At Robson Laidler, we are always looking for new ways to improve the performance of our teams.
In recent months we have invested time in improving emotional intelligence within some of our teams to achieve the proven benefits of enhanced leadership skills, stronger relationships within the workplace, greater team work and better communication, all of which are aligned with our firm values.
In summary, emotional intelligence is the capability to recognise your own emotions and those of others, to handle relationships with empathy and to use emotional information to guide thinking and behaviour. There are four elements of emotional intelligence:
Self awareness- being aware of your own emotions
Self management- the ability to control your own reactions whilst still behaving with honesty and integrity
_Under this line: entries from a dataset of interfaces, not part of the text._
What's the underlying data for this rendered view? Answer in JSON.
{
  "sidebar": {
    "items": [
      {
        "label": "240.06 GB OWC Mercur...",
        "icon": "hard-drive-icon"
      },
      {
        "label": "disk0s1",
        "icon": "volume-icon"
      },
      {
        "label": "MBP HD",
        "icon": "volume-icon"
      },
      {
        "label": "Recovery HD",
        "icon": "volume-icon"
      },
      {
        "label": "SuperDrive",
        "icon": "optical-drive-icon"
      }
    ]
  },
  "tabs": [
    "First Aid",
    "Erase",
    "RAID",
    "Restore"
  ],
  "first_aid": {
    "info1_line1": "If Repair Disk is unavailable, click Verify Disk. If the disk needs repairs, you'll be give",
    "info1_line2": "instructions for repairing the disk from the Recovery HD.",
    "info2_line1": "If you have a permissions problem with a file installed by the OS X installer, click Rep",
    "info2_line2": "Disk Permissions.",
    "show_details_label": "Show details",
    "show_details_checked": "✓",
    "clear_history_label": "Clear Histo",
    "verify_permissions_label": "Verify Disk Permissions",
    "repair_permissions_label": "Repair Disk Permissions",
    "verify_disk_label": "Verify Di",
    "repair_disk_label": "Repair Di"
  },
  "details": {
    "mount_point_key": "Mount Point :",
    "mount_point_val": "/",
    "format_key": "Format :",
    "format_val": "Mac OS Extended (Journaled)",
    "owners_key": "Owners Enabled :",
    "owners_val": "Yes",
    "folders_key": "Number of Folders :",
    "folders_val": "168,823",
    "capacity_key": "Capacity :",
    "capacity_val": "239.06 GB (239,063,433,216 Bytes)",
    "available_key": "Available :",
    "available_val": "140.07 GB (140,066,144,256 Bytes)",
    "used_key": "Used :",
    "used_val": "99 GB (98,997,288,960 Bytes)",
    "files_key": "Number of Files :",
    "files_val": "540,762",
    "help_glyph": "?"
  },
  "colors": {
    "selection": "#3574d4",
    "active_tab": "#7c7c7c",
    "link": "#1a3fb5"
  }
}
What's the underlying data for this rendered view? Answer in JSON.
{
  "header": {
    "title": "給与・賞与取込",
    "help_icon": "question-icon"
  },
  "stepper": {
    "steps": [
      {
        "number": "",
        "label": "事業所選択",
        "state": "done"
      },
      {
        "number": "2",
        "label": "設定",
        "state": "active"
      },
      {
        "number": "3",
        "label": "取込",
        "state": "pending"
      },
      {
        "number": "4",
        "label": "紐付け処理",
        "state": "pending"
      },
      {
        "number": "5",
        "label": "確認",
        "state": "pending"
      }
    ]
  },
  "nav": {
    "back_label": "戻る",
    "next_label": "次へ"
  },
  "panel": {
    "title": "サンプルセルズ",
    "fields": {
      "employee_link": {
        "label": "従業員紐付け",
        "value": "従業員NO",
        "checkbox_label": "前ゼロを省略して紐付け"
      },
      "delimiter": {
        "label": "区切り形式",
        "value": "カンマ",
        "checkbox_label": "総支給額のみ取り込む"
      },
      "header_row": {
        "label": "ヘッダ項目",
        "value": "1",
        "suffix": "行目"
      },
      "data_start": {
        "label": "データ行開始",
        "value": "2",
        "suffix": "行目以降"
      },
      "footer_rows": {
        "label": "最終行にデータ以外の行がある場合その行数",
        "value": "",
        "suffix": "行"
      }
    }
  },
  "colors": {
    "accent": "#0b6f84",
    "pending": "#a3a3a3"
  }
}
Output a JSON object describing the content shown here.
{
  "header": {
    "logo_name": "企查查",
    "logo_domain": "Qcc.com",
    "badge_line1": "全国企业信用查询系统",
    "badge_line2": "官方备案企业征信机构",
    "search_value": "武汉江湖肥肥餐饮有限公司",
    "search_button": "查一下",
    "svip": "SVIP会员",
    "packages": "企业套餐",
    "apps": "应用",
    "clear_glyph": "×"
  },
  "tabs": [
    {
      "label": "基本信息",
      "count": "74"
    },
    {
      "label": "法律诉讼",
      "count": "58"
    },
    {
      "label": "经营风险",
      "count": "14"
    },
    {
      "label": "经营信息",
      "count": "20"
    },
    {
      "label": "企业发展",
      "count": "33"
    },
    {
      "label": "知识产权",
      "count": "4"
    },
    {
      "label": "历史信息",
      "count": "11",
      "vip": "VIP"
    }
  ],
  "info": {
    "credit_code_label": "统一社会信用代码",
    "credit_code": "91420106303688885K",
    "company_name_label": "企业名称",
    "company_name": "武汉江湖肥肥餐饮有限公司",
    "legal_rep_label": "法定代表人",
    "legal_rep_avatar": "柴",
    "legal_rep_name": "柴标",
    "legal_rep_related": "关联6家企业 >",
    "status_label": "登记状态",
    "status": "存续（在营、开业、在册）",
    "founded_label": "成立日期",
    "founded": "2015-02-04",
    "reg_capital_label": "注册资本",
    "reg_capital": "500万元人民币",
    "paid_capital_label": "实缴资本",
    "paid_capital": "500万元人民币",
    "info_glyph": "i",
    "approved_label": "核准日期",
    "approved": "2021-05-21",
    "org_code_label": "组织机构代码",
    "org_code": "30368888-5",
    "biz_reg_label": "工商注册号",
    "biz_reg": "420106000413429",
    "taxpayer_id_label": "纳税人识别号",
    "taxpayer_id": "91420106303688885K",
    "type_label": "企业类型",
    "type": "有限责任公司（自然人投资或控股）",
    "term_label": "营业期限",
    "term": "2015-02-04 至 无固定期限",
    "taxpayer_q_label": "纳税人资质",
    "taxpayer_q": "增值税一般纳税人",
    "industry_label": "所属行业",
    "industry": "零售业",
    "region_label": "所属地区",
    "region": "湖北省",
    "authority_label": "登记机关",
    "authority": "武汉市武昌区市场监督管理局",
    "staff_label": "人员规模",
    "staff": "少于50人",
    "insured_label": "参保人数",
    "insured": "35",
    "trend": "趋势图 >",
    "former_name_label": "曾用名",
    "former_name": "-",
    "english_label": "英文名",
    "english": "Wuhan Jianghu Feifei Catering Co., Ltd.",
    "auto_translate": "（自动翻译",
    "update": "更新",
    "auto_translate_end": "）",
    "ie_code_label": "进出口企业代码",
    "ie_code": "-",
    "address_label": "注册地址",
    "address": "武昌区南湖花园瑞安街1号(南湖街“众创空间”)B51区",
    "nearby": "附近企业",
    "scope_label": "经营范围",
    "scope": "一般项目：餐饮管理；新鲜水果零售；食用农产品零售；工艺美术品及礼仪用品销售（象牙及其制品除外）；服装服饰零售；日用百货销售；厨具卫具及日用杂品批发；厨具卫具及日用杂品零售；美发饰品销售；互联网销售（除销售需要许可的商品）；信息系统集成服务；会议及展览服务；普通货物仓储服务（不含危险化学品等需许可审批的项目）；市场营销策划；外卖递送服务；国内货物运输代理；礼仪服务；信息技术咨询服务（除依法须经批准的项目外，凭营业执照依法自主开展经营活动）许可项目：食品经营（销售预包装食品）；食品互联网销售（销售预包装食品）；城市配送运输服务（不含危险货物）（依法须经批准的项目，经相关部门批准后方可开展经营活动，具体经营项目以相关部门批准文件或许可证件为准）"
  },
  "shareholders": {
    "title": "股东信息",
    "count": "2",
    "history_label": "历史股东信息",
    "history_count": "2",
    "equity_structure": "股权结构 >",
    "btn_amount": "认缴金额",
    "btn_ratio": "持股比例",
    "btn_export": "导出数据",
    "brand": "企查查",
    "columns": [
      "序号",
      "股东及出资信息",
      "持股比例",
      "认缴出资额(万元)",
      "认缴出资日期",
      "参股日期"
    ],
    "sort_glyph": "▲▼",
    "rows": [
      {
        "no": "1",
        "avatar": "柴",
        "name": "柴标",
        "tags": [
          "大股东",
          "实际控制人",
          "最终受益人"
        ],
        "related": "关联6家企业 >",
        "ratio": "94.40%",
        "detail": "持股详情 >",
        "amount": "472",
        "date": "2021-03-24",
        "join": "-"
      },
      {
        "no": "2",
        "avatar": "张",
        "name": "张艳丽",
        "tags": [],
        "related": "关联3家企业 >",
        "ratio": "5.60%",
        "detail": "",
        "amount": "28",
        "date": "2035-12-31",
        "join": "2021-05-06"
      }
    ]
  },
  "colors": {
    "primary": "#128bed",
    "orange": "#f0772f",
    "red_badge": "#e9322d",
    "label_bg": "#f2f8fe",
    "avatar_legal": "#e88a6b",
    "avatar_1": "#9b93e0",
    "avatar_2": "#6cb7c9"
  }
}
Social awareness- being empathetic and also noticing how other people are reacting to what you do and say
Relationship management- the ability to communicate in a clear and convincing way
Within the healthcare profession, there is a rise in the number of professionals who feel stressed for multiple reasons resulting in more going on long term sick leave and many aging professionals choosing to take early retirement.
The stresses inherent with the job have always been there, but with tighter budgets and funding cuts over recent years as well as changes to tax and pension legislation, in addition to the pressure of delivering a healthcare service, GP’s and other medical professions have had these additional financial pressures placed on their shoulders too.
Emotional intelligence and a higher EQ by way of training can lead to better physical health and stronger mental wellbeing, which can increase performance and more importantly greater resilience to changes within the healthcare profession or any other profession.
From a physical perspective, the ability to take care of our bodies and especially to manage our stress, which has an impact on our overall wellness, is heavily tied to our emotional intelligence. Only by being aware of our emotional state and our reactions to stress can we put ourselves in a position to then manage it and maintain a better physical health.
From a mental wellbeing perspective, emotional intelligence affects our attitude and outlook on life and it can alleviate anxiety and avoid depression.
A high level of emotional intelligence directly correlates to a positive attitude and happier outlook.
As one of the directors at Robson Laidler I am in the process of undertaking some emotional intelligence coaching, which arose off the back of a 4- month leadership programme where I identified weaknesses in my own resilience and purpose. The benefits I have seen already simply by making a few small changes are huge, simply being aware of your own emotions and how you react in certain scenarios really allow you to relate well to others and improve your goals.
With a specialism in healthcare acting for a number of GP’s, hospital consultants and dentist and seeing the additional pressures they face day in day out, I do see this as being a tool they personally and their workforce could benefit from, particularly to avoid an epidemic burnout across the profession.
There are more details for those interested here : https://www.6seconds.org/2019/09/18/reversing-the-epidemic-of-doctor-burnout/
If you wish to look at your own EQ or that of your team, or simply have a chat around the subject, please do not hesitate to get in touch.